The Kid, in fact, has been messed about by inadequate adults all her life and is now living on sufferance in a community set up to cater to the needs of oldies but gradually and literally crumbling away into the ocean, arguably as a result of that generation's actions in the past. The nearby island of Duck is plagued by sudden methane explosions, the result of having been used for years as a dump for, among other rubbish, disposable nappies. There is a certain grim humour here, and also in The Kid's narrative voice, which is one of the best things about the novel. Blake Morrison's quote on the back, saying he hadn't been so captivated by a first-person voice since Holden Caulfield, nearly put me off, for even as a teenager I found Holden a tiresome brat. The Kid is a great deal more engaging. It does strike me that for a girl who has not been much in school and, we are told, hasn't read much, her vocabulary is a bit too extensive and sometimes verging on the literary. But she is very listenable.
There are a fair few typos in my proof copy, which I've been asked to ignore since they'll hopefully be edited out. I will mention one, because I'm tired of seeing published works, whose authors and editors should know better, spell the verb "retch", meaning to vomit, as if it were the noun "wretch", meaning a literary person who can't spell…

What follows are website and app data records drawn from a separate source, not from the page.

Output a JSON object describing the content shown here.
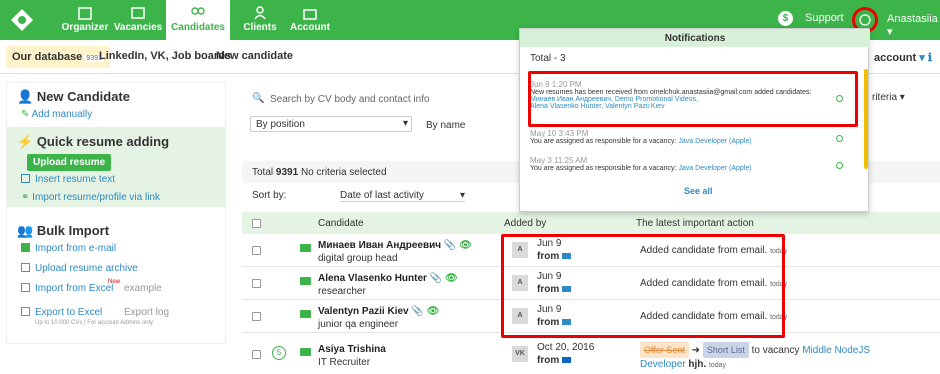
{
  "nav": {
    "items": [
      {
        "label": "Organizer"
      },
      {
        "label": "Vacancies"
      },
      {
        "label": "Candidates"
      },
      {
        "label": "Clients"
      },
      {
        "label": "Account"
      }
    ],
    "support": "Support",
    "support_icon": "$",
    "user": "Anastasiia"
  },
  "subnav": {
    "our_database": "Our database",
    "db_count": "9391",
    "linkedin": "LinkedIn, VK, Job boards",
    "new_candidate": "New candidate",
    "account": "account"
  },
  "sidebar": {
    "new_candidate_title": "New Candidate",
    "add_manually": "Add manually",
    "quick_title": "Quick resume adding",
    "upload_resume": "Upload resume",
    "insert_text": "Insert resume text",
    "import_link": "Import resume/profile via link",
    "bulk_title": "Bulk Import",
    "import_email": "Import from e-mail",
    "upload_archive": "Upload resume archive",
    "import_excel": "Import from Excel",
    "new_badge": "New",
    "example": "example",
    "export_excel": "Export to Excel",
    "export_log": "Export log",
    "export_note": "Up to 10.000 CVs | For account Admins only"
  },
  "search": {
    "placeholder": "Search by CV body and contact info",
    "position": "By position",
    "byname": "By name",
    "criteria": "riteria"
  },
  "list": {
    "total_label": "Total",
    "total": "9391",
    "no_criteria": "No criteria selected",
    "sort_by": "Sort by:",
    "sort_value": "Date of last activity",
    "col_candidate": "Candidate",
    "col_added": "Added by",
    "col_action": "The latest important action",
    "rows": [
      {
        "name": "Минаев Иван Андреевич",
        "role": "digital group head",
        "avatar": "A",
        "date": "Jun 9",
        "from": "from",
        "action": "Added candidate from email.",
        "when": "today"
      },
      {
        "name": "Alena Vlasenko Hunter",
        "role": "researcher",
        "avatar": "A",
        "date": "Jun 9",
        "from": "from",
        "action": "Added candidate from email.",
        "when": "today"
      },
      {
        "name": "Valentyn Pazii Kiev",
        "role": "junior qa engineer",
        "avatar": "A",
        "date": "Jun 9",
        "from": "from",
        "action": "Added candidate from email.",
        "when": "today"
      },
      {
        "name": "Asiya Trishina",
        "role": "IT Recruiter",
        "avatar": "VK",
        "date": "Oct 20, 2016",
        "from": "from",
        "offer": "Offer Sent",
        "shortlist": "Short List",
        "to_vacancy": "to vacancy",
        "vacancy": "Middle NodeJS",
        "vacancy2": "Developer",
        "by": "hjh.",
        "when": "today",
        "num": "5"
      }
    ]
  },
  "notifications": {
    "title": "Notifications",
    "total": "Total - 3",
    "items": [
      {
        "time": "Jun 9 1:20 PM",
        "text": "New resumes has been received from omelchuk.anastasiia@gmail.com added candidates:",
        "links": "Минаев Иван Андреевич, Demo Promotional Videos,",
        "links2": "Alena Vlasenko Hunter, Valentyn Pazii Kiev"
      },
      {
        "time": "May 10 3:43 PM",
        "text": "You are assigned as responsible for a vacancy:",
        "link": "Java Developer (Apple)"
      },
      {
        "time": "May 3 11:25 AM",
        "text": "You are assigned as responsible for a vacancy:",
        "link": "Java Developer (Apple)"
      }
    ],
    "see_all": "See all"
  },
  "colors": {
    "brand": "#3cb44a",
    "highlight": "#e00000",
    "link": "#2f8ac4"
  }
}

The voice puzzled me at times by having, I thought, a tinge of UK English, which seemed strange in a book so firmly set in the US, Sure enough, the writer turns out to be one of those deracinated exiles I so often find the most interesting, because they see their own country clearer from a distance (rather like RLS describing Edinburgh from Samoa). This probably explains the sharpness of the topographical descriptions of Swan Island. All in all, this is one of the better novels I've read this year, original and engaging with a saving touch of humour.